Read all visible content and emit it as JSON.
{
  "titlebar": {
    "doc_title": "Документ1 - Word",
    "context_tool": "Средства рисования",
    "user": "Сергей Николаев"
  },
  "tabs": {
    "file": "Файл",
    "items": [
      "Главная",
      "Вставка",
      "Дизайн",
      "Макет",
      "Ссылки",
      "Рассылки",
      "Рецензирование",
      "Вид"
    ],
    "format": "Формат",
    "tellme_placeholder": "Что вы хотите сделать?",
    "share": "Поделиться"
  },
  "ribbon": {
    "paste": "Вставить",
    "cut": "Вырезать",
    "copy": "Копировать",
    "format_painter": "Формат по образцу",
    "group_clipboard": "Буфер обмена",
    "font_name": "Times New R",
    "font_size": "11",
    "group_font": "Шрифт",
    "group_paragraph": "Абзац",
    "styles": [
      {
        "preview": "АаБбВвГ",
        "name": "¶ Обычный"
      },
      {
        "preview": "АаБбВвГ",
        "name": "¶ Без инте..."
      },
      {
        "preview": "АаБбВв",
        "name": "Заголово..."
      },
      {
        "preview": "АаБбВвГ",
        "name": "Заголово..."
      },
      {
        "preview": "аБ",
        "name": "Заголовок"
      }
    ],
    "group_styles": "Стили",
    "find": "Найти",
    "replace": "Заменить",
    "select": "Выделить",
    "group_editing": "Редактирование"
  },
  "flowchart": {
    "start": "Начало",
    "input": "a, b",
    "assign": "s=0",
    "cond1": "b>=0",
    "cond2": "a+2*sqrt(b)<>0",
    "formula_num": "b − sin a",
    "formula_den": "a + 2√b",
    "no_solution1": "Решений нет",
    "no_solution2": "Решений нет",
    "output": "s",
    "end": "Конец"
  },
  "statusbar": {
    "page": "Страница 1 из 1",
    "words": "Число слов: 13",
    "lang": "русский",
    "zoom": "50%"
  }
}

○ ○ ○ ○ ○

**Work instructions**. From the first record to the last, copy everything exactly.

**Your response**.
Read all visible content and emit it as JSON.
{
  "titlebar": {
    "doc_title": "Документ1 - Word",
    "context_tool": "Средства рисования",
    "user": "Сергей Николаев"
  },
  "tabs": {
    "file": "Файл",
    "items": [
      "Главная",
      "Вставка",
      "Дизайн",
      "Макет",
      "Ссылки",
      "Рассылки",
      "Рецензирование",
      "Вид"
    ],
    "format": "Формат",
    "tellme_placeholder": "Что вы хотите сделать?",
    "share": "Поделиться"
  },
  "ribbon": {
    "paste": "Вставить",
    "cut": "Вырезать",
    "copy": "Копировать",
    "format_painter": "Формат по образцу",
    "group_clipboard": "Буфер обмена",
    "font_name": "Times New R",
    "font_size": "11",
    "group_font": "Шрифт",
    "group_paragraph": "Абзац",
    "styles": [
      {
        "preview": "АаБбВвГ",
        "name": "¶ Обычный"
      },
      {
        "preview": "АаБбВвГ",
        "name": "¶ Без инте..."
      },
      {
        "preview": "АаБбВв",
        "name": "Заголово..."
      },
      {
        "preview": "АаБбВвГ",
        "name": "Заголово..."
      },
      {
        "preview": "аБ",
        "name": "Заголовок"
      }
    ],
    "group_styles": "Стили",
    "find": "Найти",
    "replace": "Заменить",
    "select": "Выделить",
    "group_editing": "Редактирование"
  },
  "flowchart": {
    "start": "Начало",
    "input": "a, b",
    "assign": "s=0",
    "cond1": "b>=0",
    "cond2": "a+2*sqrt(b)<>0",
    "formula_num": "b − sin a",
    "formula_den": "a + 2√b",
    "no_solution1": "Решений нет",
    "no_solution2": "Решений нет",
    "output": "s",
    "end": "Конец"
  },
  "statusbar": {
    "page": "Страница 1 из 1",
    "words": "Число слов: 13",
    "lang": "русский",
    "zoom": "50%"
  }
}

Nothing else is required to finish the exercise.